#### Work request:
Going through the material below, please gather all lines with the word "every" in them.
......
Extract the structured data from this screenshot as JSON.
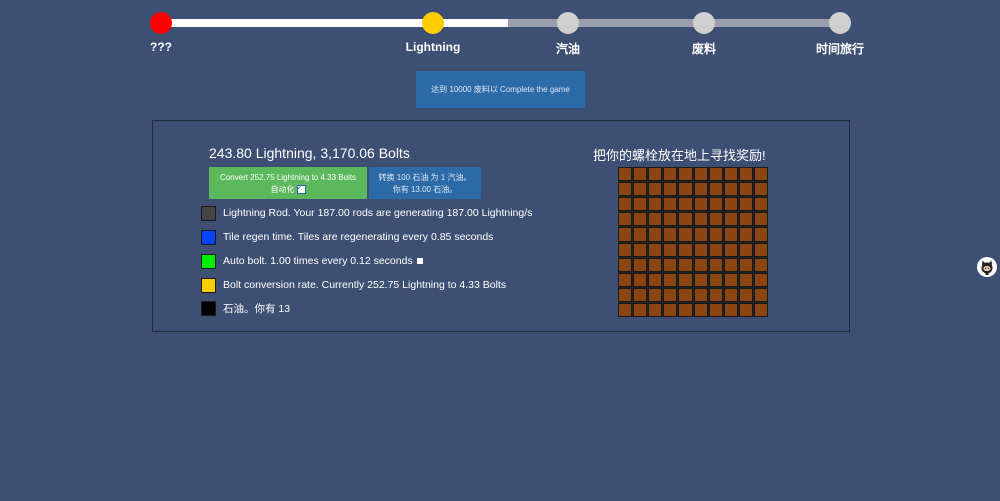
{
  "stepper": {
    "steps": [
      {
        "label": "???",
        "color": "#ff0000",
        "state": "done"
      },
      {
        "label": "Lightning",
        "color": "#ffcc00",
        "state": "current"
      },
      {
        "label": "汽油",
        "color": "#cfcfcf",
        "state": "locked"
      },
      {
        "label": "废料",
        "color": "#cfcfcf",
        "state": "locked"
      },
      {
        "label": "时间旅行",
        "color": "#cfcfcf",
        "state": "locked"
      }
    ]
  },
  "goal": {
    "label": "达到 10000 废料以 Complete the game"
  },
  "status": {
    "title": "243.80 Lightning, 3,170.06 Bolts"
  },
  "convert": {
    "label": "Convert 252.75 Lightning to 4.33 Bolts",
    "auto_label": "自动化",
    "auto_checked": true
  },
  "oil": {
    "line1": "转换 100 石油 为 1 汽油。",
    "line2": "你有 13.00 石油。"
  },
  "upgrades": [
    {
      "color": "#444444",
      "text": "Lightning Rod. Your 187.00 rods are generating 187.00 Lightning/s"
    },
    {
      "color": "#0044ff",
      "text": "Tile regen time. Tiles are regenerating every 0.85 seconds"
    },
    {
      "color": "#00ee00",
      "text": "Auto bolt. 1.00 times every 0.12 seconds",
      "has_toggle": true
    },
    {
      "color": "#ffcc00",
      "text": "Bolt conversion rate. Currently 252.75 Lightning to 4.33 Bolts"
    },
    {
      "color": "#000000",
      "text": "石油。你有 13"
    }
  ],
  "grid": {
    "title": "把你的螺栓放在地上寻找奖励!",
    "rows": 10,
    "cols": 10,
    "tile_color": "#8b4513"
  },
  "side": {
    "icon": "octocat-icon"
  }
}
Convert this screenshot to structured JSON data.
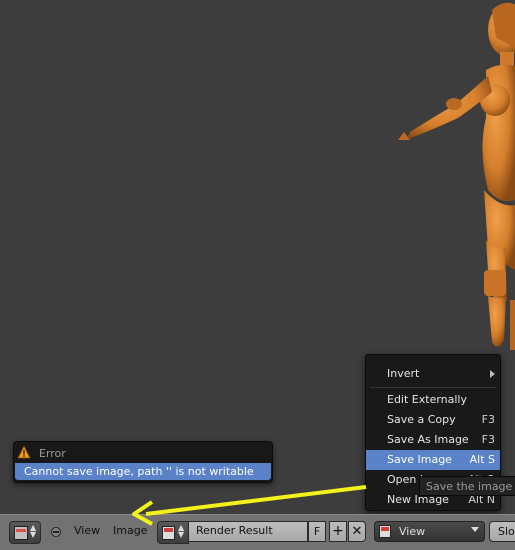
{
  "header": {
    "menus": [
      "View",
      "Image"
    ],
    "image_name": "Render Result",
    "fake_user": "F",
    "view_mode": "View",
    "slot": "Slot"
  },
  "error_popup": {
    "title": "Error",
    "message": "Cannot save image, path '' is not writable"
  },
  "context_menu": {
    "items": [
      {
        "label": "Invert",
        "shortcut": "",
        "submenu": true
      },
      {
        "label": "Edit Externally",
        "shortcut": ""
      },
      {
        "label": "Save a Copy",
        "shortcut": "F3"
      },
      {
        "label": "Save As Image",
        "shortcut": "F3"
      },
      {
        "label": "Save Image",
        "shortcut": "Alt S",
        "active": true
      },
      {
        "label": "Open Image",
        "shortcut": "Alt O"
      },
      {
        "label": "New Image",
        "shortcut": "Alt N"
      }
    ]
  },
  "tooltip": "Save the image",
  "colors": {
    "viewport_bg": "#3d3d3d",
    "header_bg": "#727272",
    "menu_bg": "#191919",
    "highlight": "#5a82c8",
    "figure_orange": "#d98a3a",
    "annotation_yellow": "#f2f21a"
  }
}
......
#### Reply to the exercise:
      "text": "Tile regen time. Tiles are regenerating every 0.85 seconds"
      "text": "Auto bolt. 1.00 times every 0.12 seconds",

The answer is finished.